BRIEF >>
Please retype the records that appear below, exactly and in full.

+++ RECORDS SHOWN +++

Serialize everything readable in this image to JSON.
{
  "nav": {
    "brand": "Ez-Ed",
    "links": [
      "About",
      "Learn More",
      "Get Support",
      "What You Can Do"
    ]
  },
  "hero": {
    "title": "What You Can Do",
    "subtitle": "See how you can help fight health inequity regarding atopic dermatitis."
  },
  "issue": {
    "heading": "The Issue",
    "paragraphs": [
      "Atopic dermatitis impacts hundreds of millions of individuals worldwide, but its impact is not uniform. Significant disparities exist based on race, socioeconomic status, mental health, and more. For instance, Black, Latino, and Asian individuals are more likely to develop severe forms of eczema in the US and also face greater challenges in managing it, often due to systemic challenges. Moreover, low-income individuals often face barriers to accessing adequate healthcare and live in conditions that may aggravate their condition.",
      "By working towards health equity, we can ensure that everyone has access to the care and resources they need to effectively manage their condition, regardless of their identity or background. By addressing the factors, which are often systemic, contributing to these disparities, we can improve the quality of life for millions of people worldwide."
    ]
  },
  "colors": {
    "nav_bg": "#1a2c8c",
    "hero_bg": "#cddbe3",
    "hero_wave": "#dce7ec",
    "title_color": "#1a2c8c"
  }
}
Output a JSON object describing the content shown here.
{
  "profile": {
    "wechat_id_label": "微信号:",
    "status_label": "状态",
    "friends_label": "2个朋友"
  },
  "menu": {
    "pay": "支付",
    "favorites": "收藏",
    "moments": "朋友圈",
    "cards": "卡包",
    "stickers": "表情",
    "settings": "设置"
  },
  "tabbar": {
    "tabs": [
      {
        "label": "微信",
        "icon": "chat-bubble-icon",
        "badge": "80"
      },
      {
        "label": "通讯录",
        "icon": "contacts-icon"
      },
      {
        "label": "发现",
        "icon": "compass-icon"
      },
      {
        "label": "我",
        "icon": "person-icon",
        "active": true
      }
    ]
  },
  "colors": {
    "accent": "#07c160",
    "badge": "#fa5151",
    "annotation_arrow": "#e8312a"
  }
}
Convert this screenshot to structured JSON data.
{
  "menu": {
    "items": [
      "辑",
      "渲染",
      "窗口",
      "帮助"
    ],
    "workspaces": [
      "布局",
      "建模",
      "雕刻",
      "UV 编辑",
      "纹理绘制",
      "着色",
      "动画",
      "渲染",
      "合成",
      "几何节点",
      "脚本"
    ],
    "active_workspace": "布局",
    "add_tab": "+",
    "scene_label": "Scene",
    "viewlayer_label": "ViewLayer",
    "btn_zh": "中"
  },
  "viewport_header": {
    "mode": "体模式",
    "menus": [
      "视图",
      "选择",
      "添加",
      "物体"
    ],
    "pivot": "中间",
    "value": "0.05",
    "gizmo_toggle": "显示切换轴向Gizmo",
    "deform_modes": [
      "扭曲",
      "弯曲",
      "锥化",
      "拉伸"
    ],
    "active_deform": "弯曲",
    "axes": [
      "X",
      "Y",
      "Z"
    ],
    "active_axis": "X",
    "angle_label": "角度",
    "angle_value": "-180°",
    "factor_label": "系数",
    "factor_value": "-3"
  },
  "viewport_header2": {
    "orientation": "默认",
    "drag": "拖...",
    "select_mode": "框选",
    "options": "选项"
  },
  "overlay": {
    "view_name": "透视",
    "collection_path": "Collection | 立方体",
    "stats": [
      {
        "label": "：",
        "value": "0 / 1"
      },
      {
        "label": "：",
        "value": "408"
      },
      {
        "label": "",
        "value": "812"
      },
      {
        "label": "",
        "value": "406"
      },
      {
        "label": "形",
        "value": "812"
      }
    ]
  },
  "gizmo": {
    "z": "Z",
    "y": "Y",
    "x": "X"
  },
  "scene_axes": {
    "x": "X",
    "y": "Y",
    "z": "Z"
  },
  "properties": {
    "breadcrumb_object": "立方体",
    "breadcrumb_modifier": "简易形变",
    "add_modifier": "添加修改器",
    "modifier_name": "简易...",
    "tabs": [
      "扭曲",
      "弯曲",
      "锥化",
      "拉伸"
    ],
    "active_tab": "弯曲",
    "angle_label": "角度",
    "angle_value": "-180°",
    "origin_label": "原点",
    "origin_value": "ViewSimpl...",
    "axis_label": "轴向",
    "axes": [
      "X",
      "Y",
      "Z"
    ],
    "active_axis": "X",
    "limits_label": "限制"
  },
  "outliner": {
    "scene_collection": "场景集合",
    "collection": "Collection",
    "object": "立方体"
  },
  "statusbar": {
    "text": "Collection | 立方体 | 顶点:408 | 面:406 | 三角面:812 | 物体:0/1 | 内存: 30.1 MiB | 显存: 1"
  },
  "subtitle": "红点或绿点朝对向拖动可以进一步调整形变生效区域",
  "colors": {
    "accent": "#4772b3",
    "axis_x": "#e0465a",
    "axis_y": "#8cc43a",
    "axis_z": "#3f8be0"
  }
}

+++

OUTPUT FOR THIS TASK >>
Serialize everything readable in this image to JSON.
{
  "nav": {
    "brand": "Ez-Ed",
    "links": [
      "About",
      "Learn More",
      "Get Support",
      "What You Can Do"
    ]
  },
  "hero": {
    "title": "What You Can Do",
    "subtitle": "See how you can help fight health inequity regarding atopic dermatitis."
  },
  "issue": {
    "heading": "The Issue",
    "paragraphs": [
      "Atopic dermatitis impacts hundreds of millions of individuals worldwide, but its impact is not uniform. Significant disparities exist based on race, socioeconomic status, mental health, and more. For instance, Black, Latino, and Asian individuals are more likely to develop severe forms of eczema in the US and also face greater challenges in managing it, often due to systemic challenges. Moreover, low-income individuals often face barriers to accessing adequate healthcare and live in conditions that may aggravate their condition.",
      "By working towards health equity, we can ensure that everyone has access to the care and resources they need to effectively manage their condition, regardless of their identity or background. By addressing the factors, which are often systemic, contributing to these disparities, we can improve the quality of life for millions of people worldwide."
    ]
  },
  "colors": {
    "nav_bg": "#1a2c8c",
    "hero_bg": "#cddbe3",
    "hero_wave": "#dce7ec",
    "title_color": "#1a2c8c"
  }
}
Output a JSON object describing the content shown here.
{
  "profile": {
    "wechat_id_label": "微信号:",
    "status_label": "状态",
    "friends_label": "2个朋友"
  },
  "menu": {
    "pay": "支付",
    "favorites": "收藏",
    "moments": "朋友圈",
    "cards": "卡包",
    "stickers": "表情",
    "settings": "设置"
  },
  "tabbar": {
    "tabs": [
      {
        "label": "微信",
        "icon": "chat-bubble-icon",
        "badge": "80"
      },
      {
        "label": "通讯录",
        "icon": "contacts-icon"
      },
      {
        "label": "发现",
        "icon": "compass-icon"
      },
      {
        "label": "我",
        "icon": "person-icon",
        "active": true
      }
    ]
  },
  "colors": {
    "accent": "#07c160",
    "badge": "#fa5151",
    "annotation_arrow": "#e8312a"
  }
}
Convert this screenshot to structured JSON data.
{
  "menu": {
    "items": [
      "辑",
      "渲染",
      "窗口",
      "帮助"
    ],
    "workspaces": [
      "布局",
      "建模",
      "雕刻",
      "UV 编辑",
      "纹理绘制",
      "着色",
      "动画",
      "渲染",
      "合成",
      "几何节点",
      "脚本"
    ],
    "active_workspace": "布局",
    "add_tab": "+",
    "scene_label": "Scene",
    "viewlayer_label": "ViewLayer",
    "btn_zh": "中"
  },
  "viewport_header": {
    "mode": "体模式",
    "menus": [
      "视图",
      "选择",
      "添加",
      "物体"
    ],
    "pivot": "中间",
    "value": "0.05",
    "gizmo_toggle": "显示切换轴向Gizmo",
    "deform_modes": [
      "扭曲",
      "弯曲",
      "锥化",
      "拉伸"
    ],
    "active_deform": "弯曲",
    "axes": [
      "X",
      "Y",
      "Z"
    ],
    "active_axis": "X",
    "angle_label": "角度",
    "angle_value": "-180°",
    "factor_label": "系数",
    "factor_value": "-3"
  },
  "viewport_header2": {
    "orientation": "默认",
    "drag": "拖...",
    "select_mode": "框选",
    "options": "选项"
  },
  "overlay": {
    "view_name": "透视",
    "collection_path": "Collection | 立方体",
    "stats": [
      {
        "label": "：",
        "value": "0 / 1"
      },
      {
        "label": "：",
        "value": "408"
      },
      {
        "label": "",
        "value": "812"
      },
      {
        "label": "",
        "value": "406"
      },
      {
        "label": "形",
        "value": "812"
      }
    ]
  },
  "gizmo": {
    "z": "Z",
    "y": "Y",
    "x": "X"
  },
  "scene_axes": {
    "x": "X",
    "y": "Y",
    "z": "Z"
  },
  "properties": {
    "breadcrumb_object": "立方体",
    "breadcrumb_modifier": "简易形变",
    "add_modifier": "添加修改器",
    "modifier_name": "简易...",
    "tabs": [
      "扭曲",
      "弯曲",
      "锥化",
      "拉伸"
    ],
    "active_tab": "弯曲",
    "angle_label": "角度",
    "angle_value": "-180°",
    "origin_label": "原点",
    "origin_value": "ViewSimpl...",
    "axis_label": "轴向",
    "axes": [
      "X",
      "Y",
      "Z"
    ],
    "active_axis": "X",
    "limits_label": "限制"
  },
  "outliner": {
    "scene_collection": "场景集合",
    "collection": "Collection",
    "object": "立方体"
  },
  "statusbar": {
    "text": "Collection | 立方体 | 顶点:408 | 面:406 | 三角面:812 | 物体:0/1 | 内存: 30.1 MiB | 显存: 1"
  },
  "subtitle": "红点或绿点朝对向拖动可以进一步调整形变生效区域",
  "colors": {
    "accent": "#4772b3",
    "axis_x": "#e0465a",
    "axis_y": "#8cc43a",
    "axis_z": "#3f8be0"
  }
}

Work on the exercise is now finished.